  Some wild bee species prefer to build their homes in rocky crevasses. When they find a likely spot, they’ll construct nesting cells within the rock shelter. Whether they find their home or make their home, wild bees are adept home improvers, making additional construction with mud, leaves, or packed wood dust.

While wild bees are fascinating, they are also very important to both humans and the environment. Their value is exceptionally strong where pollination is concerned. Honey bees pollinate many of our crops, but some are far better served by wild bees. Wild bees almost always outperform honey bees when it comes to pollinating crops that originated in the Americas, like squash, cranberries, pumpkins, and blueberries. They are essential pollinators outside of the agricultural sphere as well, and pollinate uncountable numbers of wild native plants.

Among the 4,000 species of wild bees exist countless variations in form and lifestyle. Unfortunately, many of these lifestyles are under threat.

Squash Bee Bathed in Yellow Light of Squash Blossom – Paula Sharp - Copyright Sharp-Eatman Nature Photography

Squash Bee Bathed in Yellow Light of Squash Blossom – Paula Sharp - Copyright Sharp-Eatman Nature Photography

The problem

Colony collapse disorder is widely researched and reported on in honey bees, and wild bees are facing similar problems. Nearly 1 in 4 wild bee species are considered at risk for extinction, due to a combination of pesticide use, climate change, and habitat loss. Though it’s obvious that our ecosystem would suffer if wild bees went extinct, it’s sometimes less obvious what can be done on an individual level to help them.

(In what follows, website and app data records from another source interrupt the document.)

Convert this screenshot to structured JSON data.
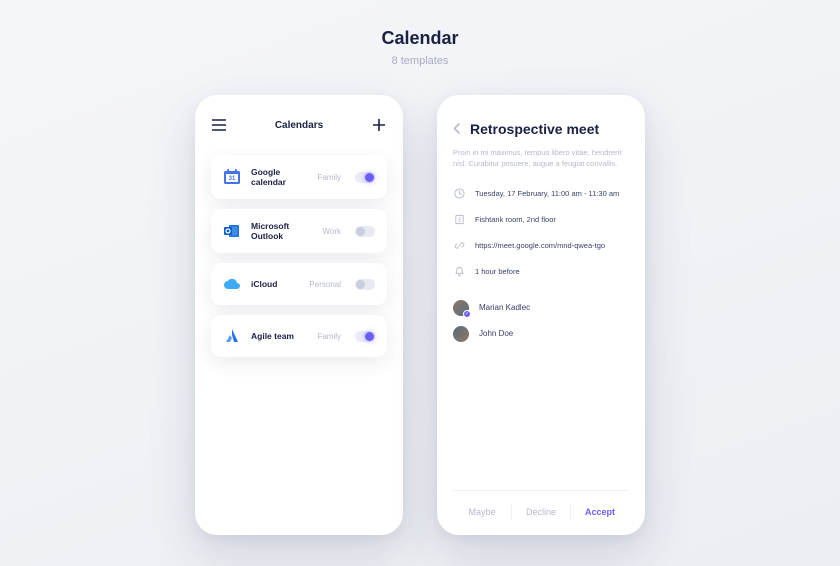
{
  "header": {
    "title": "Calendar",
    "subtitle": "8 templates"
  },
  "screen1": {
    "title": "Calendars",
    "items": [
      {
        "name": "Google calendar",
        "tag": "Family",
        "on": true,
        "icon": "google-calendar"
      },
      {
        "name": "Microsoft Outlook",
        "tag": "Work",
        "on": false,
        "icon": "outlook"
      },
      {
        "name": "iCloud",
        "tag": "Personal",
        "on": false,
        "icon": "icloud"
      },
      {
        "name": "Agile team",
        "tag": "Family",
        "on": true,
        "icon": "atlassian"
      }
    ]
  },
  "screen2": {
    "title": "Retrospective meet",
    "description": "Proin in mi maximus, tempus libero vitae, hendrerit nisl. Curabitur posuere, augue a feugiat convallis.",
    "info": {
      "time": "Tuesday, 17 February, 11:00 am - 11:30 am",
      "location": "Fishtank room, 2nd floor",
      "link": "https://meet.google.com/mnd-qwea-tgo",
      "reminder": "1 hour before"
    },
    "attendees": [
      {
        "name": "Marian Kadlec",
        "organizer": true
      },
      {
        "name": "John Doe",
        "organizer": false
      }
    ],
    "actions": {
      "maybe": "Maybe",
      "decline": "Decline",
      "accept": "Accept"
    }
  }
}
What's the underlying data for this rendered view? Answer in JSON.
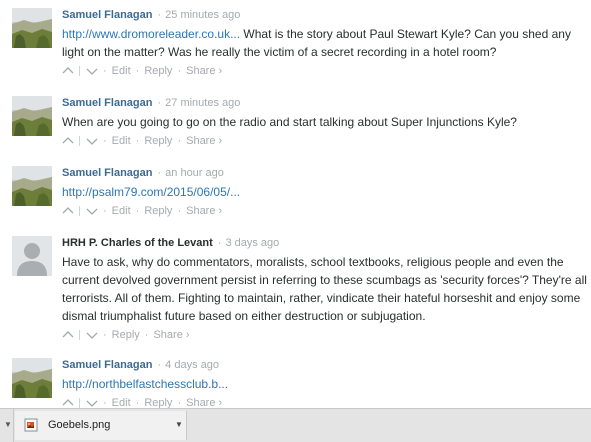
{
  "comments": [
    {
      "author": "Samuel Flanagan",
      "time": "25 minutes ago",
      "link": "http://www.dromoreleader.co.uk...",
      "text": " What is the story about Paul Stewart Kyle? Can you shed any light on the matter? Was he really the victim of a secret recording in a hotel room?",
      "actions": [
        "Edit",
        "Reply",
        "Share ›"
      ]
    },
    {
      "author": "Samuel Flanagan",
      "time": "27 minutes ago",
      "link": "",
      "text": "When are you going to go on the radio and start talking about Super Injunctions Kyle?",
      "actions": [
        "Edit",
        "Reply",
        "Share ›"
      ]
    },
    {
      "author": "Samuel Flanagan",
      "time": "an hour ago",
      "link": "http://psalm79.com/2015/06/05/...",
      "text": "",
      "actions": [
        "Edit",
        "Reply",
        "Share ›"
      ]
    },
    {
      "author": "HRH P. Charles of the Levant",
      "time": "3 days ago",
      "link": "",
      "text": "Have to ask, why do commentators, moralists, school textbooks, religious people and even the current devolved government persist in referring to these scumbags as 'security forces'? They're all terrorists. All of them. Fighting to maintain, rather, vindicate their hateful horseshit and enjoy some dismal triumphalist future based on either destruction or subjugation.",
      "actions": [
        "Reply",
        "Share ›"
      ]
    },
    {
      "author": "Samuel Flanagan",
      "time": "4 days ago",
      "link": "http://northbelfastchessclub.b...",
      "text": "",
      "actions": [
        "Edit",
        "Reply",
        "Share ›"
      ]
    }
  ],
  "download_bar": {
    "file_name": "Goebels.png",
    "icon": "image-file-icon"
  },
  "colors": {
    "author": "#3d6a93",
    "link": "#2b77b3",
    "meta": "#a5aaaf",
    "text": "#2a2e2e"
  }
}
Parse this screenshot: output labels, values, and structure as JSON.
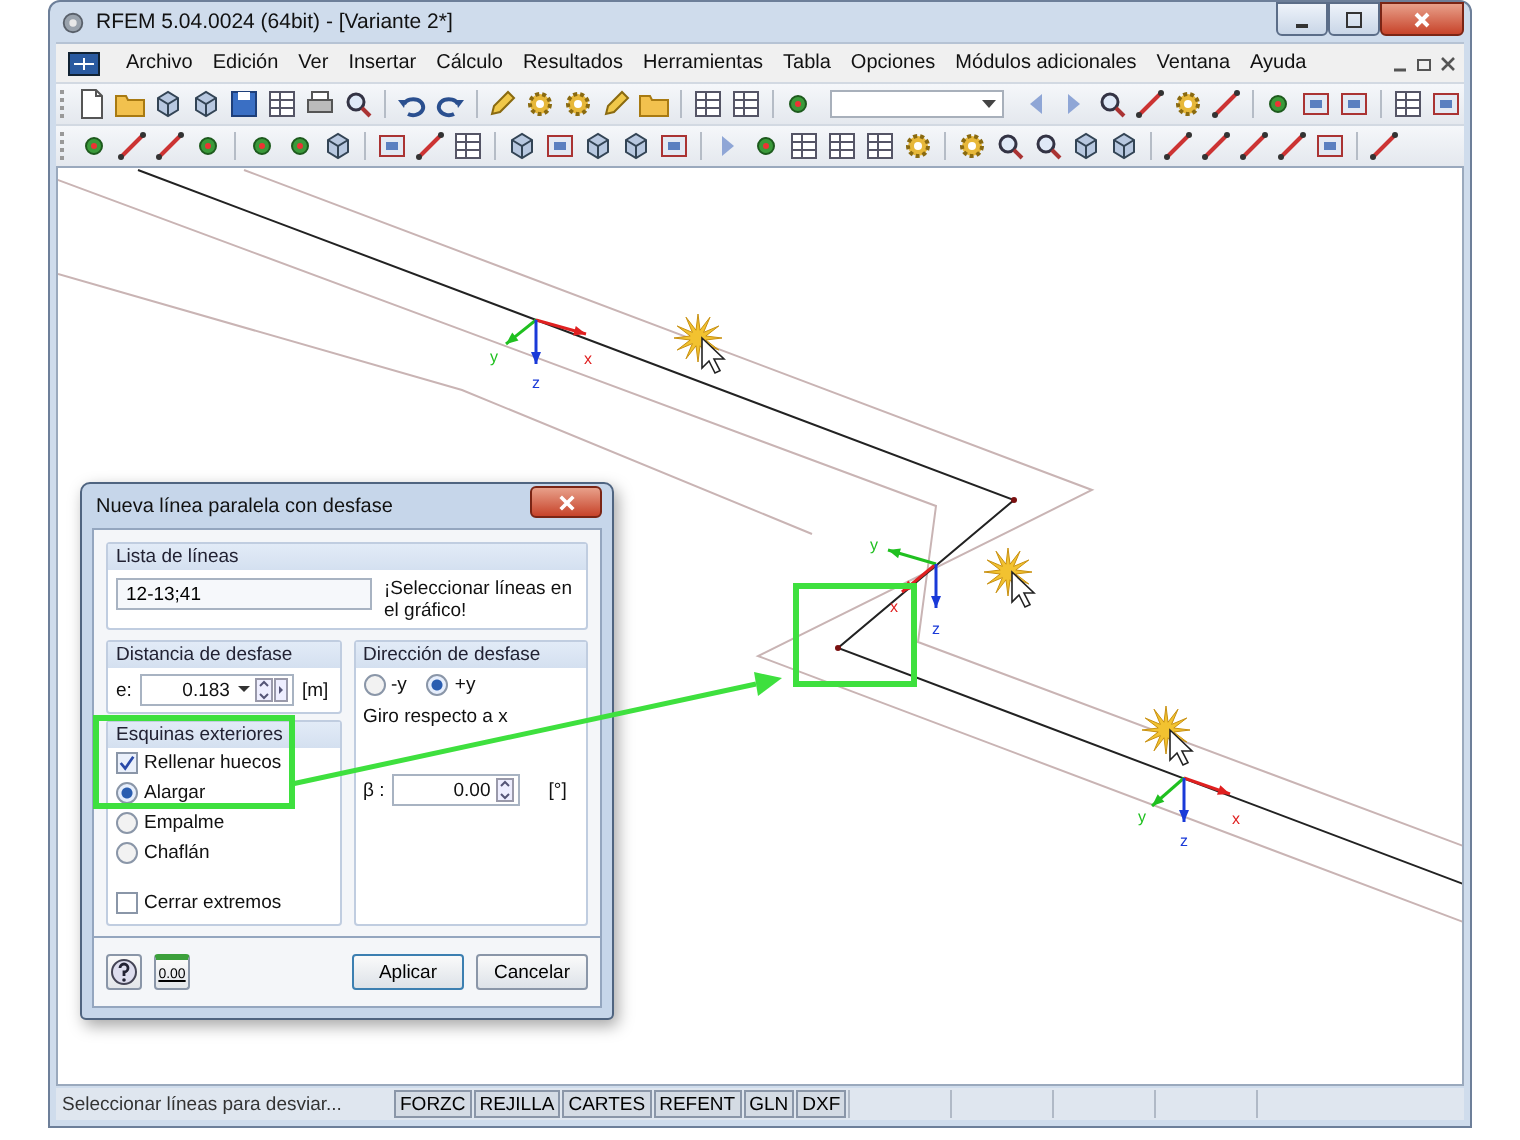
{
  "window": {
    "title": "RFEM 5.04.0024 (64bit) - [Variante 2*]"
  },
  "menu": [
    "Archivo",
    "Edición",
    "Ver",
    "Insertar",
    "Cálculo",
    "Resultados",
    "Herramientas",
    "Tabla",
    "Opciones",
    "Módulos adicionales",
    "Ventana",
    "Ayuda"
  ],
  "canvas": {
    "axes": [
      {
        "x": "x",
        "y": "y",
        "z": "z"
      },
      {
        "x": "x",
        "y": "y",
        "z": "z"
      },
      {
        "x": "x",
        "y": "y",
        "z": "z"
      }
    ]
  },
  "dialog": {
    "title": "Nueva línea paralela con desfase",
    "lines_list": {
      "label": "Lista de líneas",
      "value": "12-13;41",
      "hint": "¡Seleccionar líneas en el gráfico!"
    },
    "offset_distance": {
      "label": "Distancia de desfase",
      "symbol": "e:",
      "value": "0.183",
      "unit": "[m]"
    },
    "offset_direction": {
      "label": "Dirección de desfase",
      "options": [
        {
          "label": "-y",
          "selected": false
        },
        {
          "label": "+y",
          "selected": true
        }
      ]
    },
    "rotation": {
      "label": "Giro respecto a x",
      "symbol": "β :",
      "value": "0.00",
      "unit": "[°]"
    },
    "outer_corners": {
      "label": "Esquinas exteriores",
      "fill_gaps": {
        "label": "Rellenar huecos",
        "checked": true
      },
      "options": [
        {
          "label": "Alargar",
          "selected": true
        },
        {
          "label": "Empalme",
          "selected": false
        },
        {
          "label": "Chaflán",
          "selected": false
        }
      ]
    },
    "close_ends": {
      "label": "Cerrar extremos",
      "checked": false
    },
    "units_button": "0.00",
    "buttons": [
      "Aplicar",
      "Cancelar"
    ]
  },
  "status_bar": {
    "message": "Seleccionar líneas para desviar...",
    "toggles": [
      "FORZC",
      "REJILLA",
      "CARTES",
      "REFENT",
      "GLN",
      "DXF"
    ]
  }
}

As it turns out, it can be surprisingly easy to help wild bees. Try out a few of these ideas, and both your local bees and the flowers they pollinate will benefit.

Preserve wild space

If you have parts of your yard that are a bit wild, keep them that way! Native bees can nest in rock piles, decaying wood, and piles of bush. Not only can you create more habitat for wild bees this way, you can cut down on your yard work too.

Make your garden bee-friendly

Bees, both wild and domesticated, are often accidental casualties of pesticide use in commercial farms and home gardens. Pesticides are considered a major factor in bee decline, so converting to more natural methods of pest control can really make the difference for your local bee populations. Even if you only spray one patch of your garden, pesticides can drift over an entire yard.

About 70% of wild bee species nest underground, and tilling a garden can majorly disrupt local wild bee nests. For best bee practices, tilling should be avoided entirely. Squash bees are ground-nesting bees that account for 80% of squash pollination. When no-till farming practices were put into place with squash crops, there were three times as many squash bees present!

If you are unable to forgo tilling entirely, allowing patches of bare ground to exist in your yard (without mulch) can also provide habitat to burrowing bees.

One more way to help wild bees in the garden is to plant more native species of flowers. It’s especially helpful if you plant flowers with a variety of shapes and bloom schedules, to appeal to the widest variety of bee species.

Add bee houses

Image by Kate Dzikiewicz

For bees that like to live in tunnels, a bee house can provide them with an excellent resting place. Bee houses come in all shapes, sizes, and materials. You can make your own using one of the many tutorials available online, or buy one pre-made.

Even something as simple as a bundle of hollow plant stems can provide solitary bees a place to rest their weary wings. The image to the left shows a bee house with a variety of spaces for different bee species.

If you want to learn more about wild bees and how to help them, come to our exhibit before it closes, on November 11, 2018.

To learn more about honey bees and honey bee conservation, check out our previous science blog here.

- Kate Dzikiewicz, Paul Griswold Howes Fellow